Fusion Science and Technology
NRC’s Inspector General issues report
Overall findings of a survey of Nuclear Regulatory Commission personnel indicate that while the NRC maintains a few strengths compared to external benchmarks, results have declined since 2015 in a number of areas, according to a recent report from the NRC’s Office of the Inspector General (OIG).
The survey was conducted in February 2020 by Willis Towers Watson, a global risk-management, insurance brokerage, and advisory firm that has partnered with the OIG for more than 20 years to assess the NRC’s safety culture and climate, as well as other aspects of employee experience.

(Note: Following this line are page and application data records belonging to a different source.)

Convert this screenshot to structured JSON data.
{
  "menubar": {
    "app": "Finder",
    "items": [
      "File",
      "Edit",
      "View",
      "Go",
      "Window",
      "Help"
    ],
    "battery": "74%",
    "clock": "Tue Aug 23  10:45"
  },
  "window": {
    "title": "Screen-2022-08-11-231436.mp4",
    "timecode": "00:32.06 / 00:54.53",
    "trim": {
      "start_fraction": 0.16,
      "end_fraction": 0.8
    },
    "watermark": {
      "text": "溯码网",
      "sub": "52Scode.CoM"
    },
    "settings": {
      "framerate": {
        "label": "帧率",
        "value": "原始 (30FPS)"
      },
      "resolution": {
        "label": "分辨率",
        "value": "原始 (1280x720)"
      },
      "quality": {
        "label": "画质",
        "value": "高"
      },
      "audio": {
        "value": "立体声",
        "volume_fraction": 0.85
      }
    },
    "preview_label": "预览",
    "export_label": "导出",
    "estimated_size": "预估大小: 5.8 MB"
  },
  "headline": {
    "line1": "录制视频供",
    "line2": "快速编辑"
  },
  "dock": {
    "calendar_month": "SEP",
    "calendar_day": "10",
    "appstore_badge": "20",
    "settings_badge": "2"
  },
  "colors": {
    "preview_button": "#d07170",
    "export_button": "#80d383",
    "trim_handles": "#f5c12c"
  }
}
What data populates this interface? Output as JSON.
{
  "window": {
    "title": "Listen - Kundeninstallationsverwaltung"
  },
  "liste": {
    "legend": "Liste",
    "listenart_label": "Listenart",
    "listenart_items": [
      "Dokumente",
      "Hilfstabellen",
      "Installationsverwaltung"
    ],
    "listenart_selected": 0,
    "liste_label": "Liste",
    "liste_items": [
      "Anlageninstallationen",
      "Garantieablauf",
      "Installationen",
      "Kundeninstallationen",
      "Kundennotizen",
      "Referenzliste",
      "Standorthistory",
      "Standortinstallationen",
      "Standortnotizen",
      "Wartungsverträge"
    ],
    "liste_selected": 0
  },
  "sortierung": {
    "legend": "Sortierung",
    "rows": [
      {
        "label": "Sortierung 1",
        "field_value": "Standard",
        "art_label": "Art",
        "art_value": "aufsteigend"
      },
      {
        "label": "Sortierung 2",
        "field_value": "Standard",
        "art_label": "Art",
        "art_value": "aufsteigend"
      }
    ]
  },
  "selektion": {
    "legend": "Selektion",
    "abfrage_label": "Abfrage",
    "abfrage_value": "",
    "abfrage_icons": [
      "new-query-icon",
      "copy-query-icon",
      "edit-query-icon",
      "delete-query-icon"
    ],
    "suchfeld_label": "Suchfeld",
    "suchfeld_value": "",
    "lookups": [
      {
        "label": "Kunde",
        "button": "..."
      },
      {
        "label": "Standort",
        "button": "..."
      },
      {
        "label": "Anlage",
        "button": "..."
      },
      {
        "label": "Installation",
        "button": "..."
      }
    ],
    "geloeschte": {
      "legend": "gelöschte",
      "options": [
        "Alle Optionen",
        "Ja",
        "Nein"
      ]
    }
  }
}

Richard V. Carlson
Fusion Science and Technology | Volume 4 | Number 2 | September 1983 | Pages 544-549
Environment and Safety | dx.doi.org/10.13182/FST83-A22920

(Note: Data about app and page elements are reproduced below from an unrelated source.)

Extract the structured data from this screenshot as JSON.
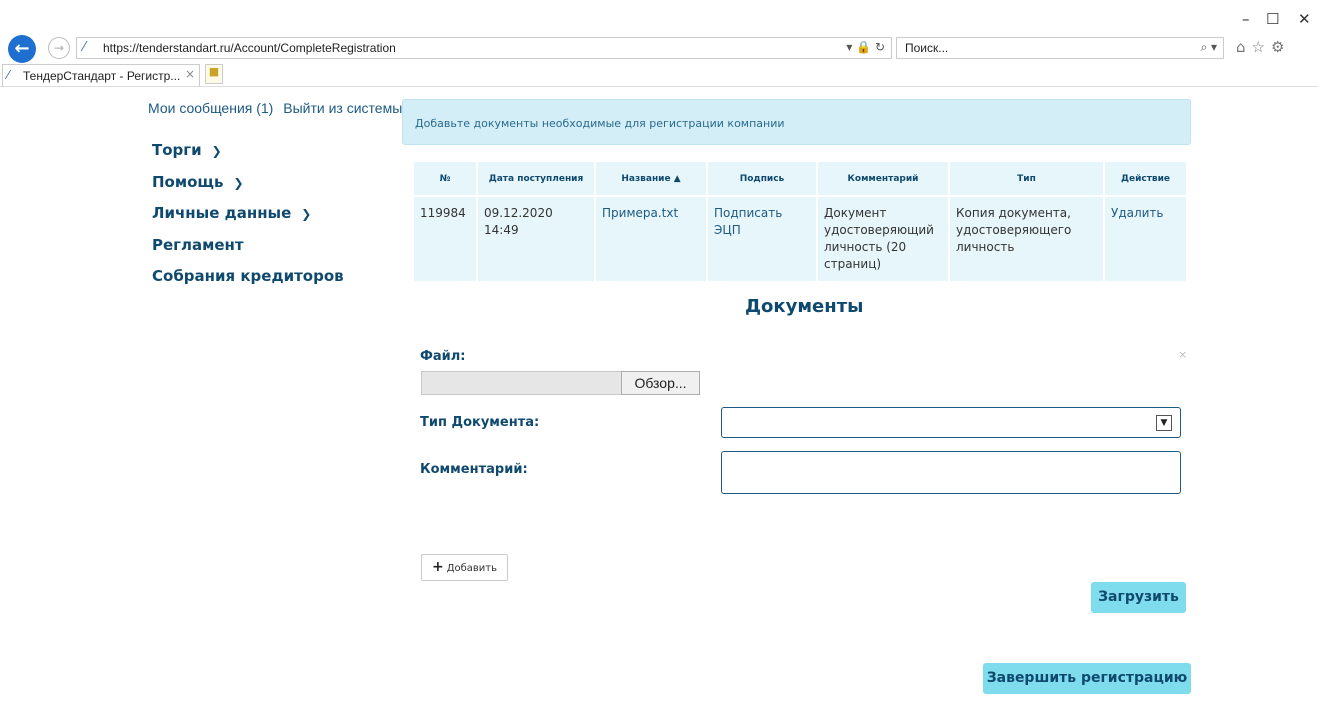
{
  "browser": {
    "url": "https://tenderstandart.ru/Account/CompleteRegistration",
    "search_placeholder": "Поиск...",
    "tab_title": "ТендерСтандарт - Регистр..."
  },
  "sidebar": {
    "messages": "Мои сообщения (1)",
    "logout": "Выйти из системы",
    "items": [
      {
        "label": "Торги",
        "has_dropdown": true
      },
      {
        "label": "Помощь",
        "has_dropdown": true
      },
      {
        "label": "Личные данные",
        "has_dropdown": true
      },
      {
        "label": "Регламент",
        "has_dropdown": false
      },
      {
        "label": "Собрания кредиторов",
        "has_dropdown": false
      }
    ]
  },
  "alert": {
    "text": "Добавьте документы необходимые для регистрации компании"
  },
  "table": {
    "headers": [
      "№",
      "Дата поступления",
      "Название ▲",
      "Подпись",
      "Комментарий",
      "Тип",
      "Действие"
    ],
    "rows": [
      {
        "num": "119984",
        "date": "09.12.2020 14:49",
        "name": "Примера.txt",
        "sign": "Подписать ЭЦП",
        "comment": "Документ удостоверяющий личность (20 страниц)",
        "type": "Копия документа, удостоверяющего личность",
        "action": "Удалить"
      }
    ]
  },
  "section": {
    "title": "Документы",
    "file_label": "Файл:",
    "browse_label": "Обзор...",
    "doctype_label": "Тип Документа:",
    "comment_label": "Комментарий:",
    "close_glyph": "×"
  },
  "buttons": {
    "add": "Добавить",
    "upload": "Загрузить",
    "finish": "Завершить регистрацию"
  },
  "colors": {
    "accent": "#7fdcec",
    "heading": "#0f4a6e",
    "table_bg": "#e7f6fb"
  }
}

Articles are hosted by Taylor and Francis Online.
One of the primary objectives of the Tritium Systems Test Assembly is to demonstrate that the technologies associated with the DT fuel cycle for a fusion reactor can be operated safely and operated with minimal environmental impact. During the design and construction phase, safety analyses were performed to investigate the effects of normal operations, of component failure, of operational failures, and of failures induced by natural phenomena. The effects on operation personnel, the general public and the environment were determined. Major releases of tritium were found to be highly improbable (<10−6/year) since they require a compound failure of primary and secondary containment, along with either a breach of the building or a failure of the room cleanup system. The effects from normal operations and high probability failures were also determined to be minimal.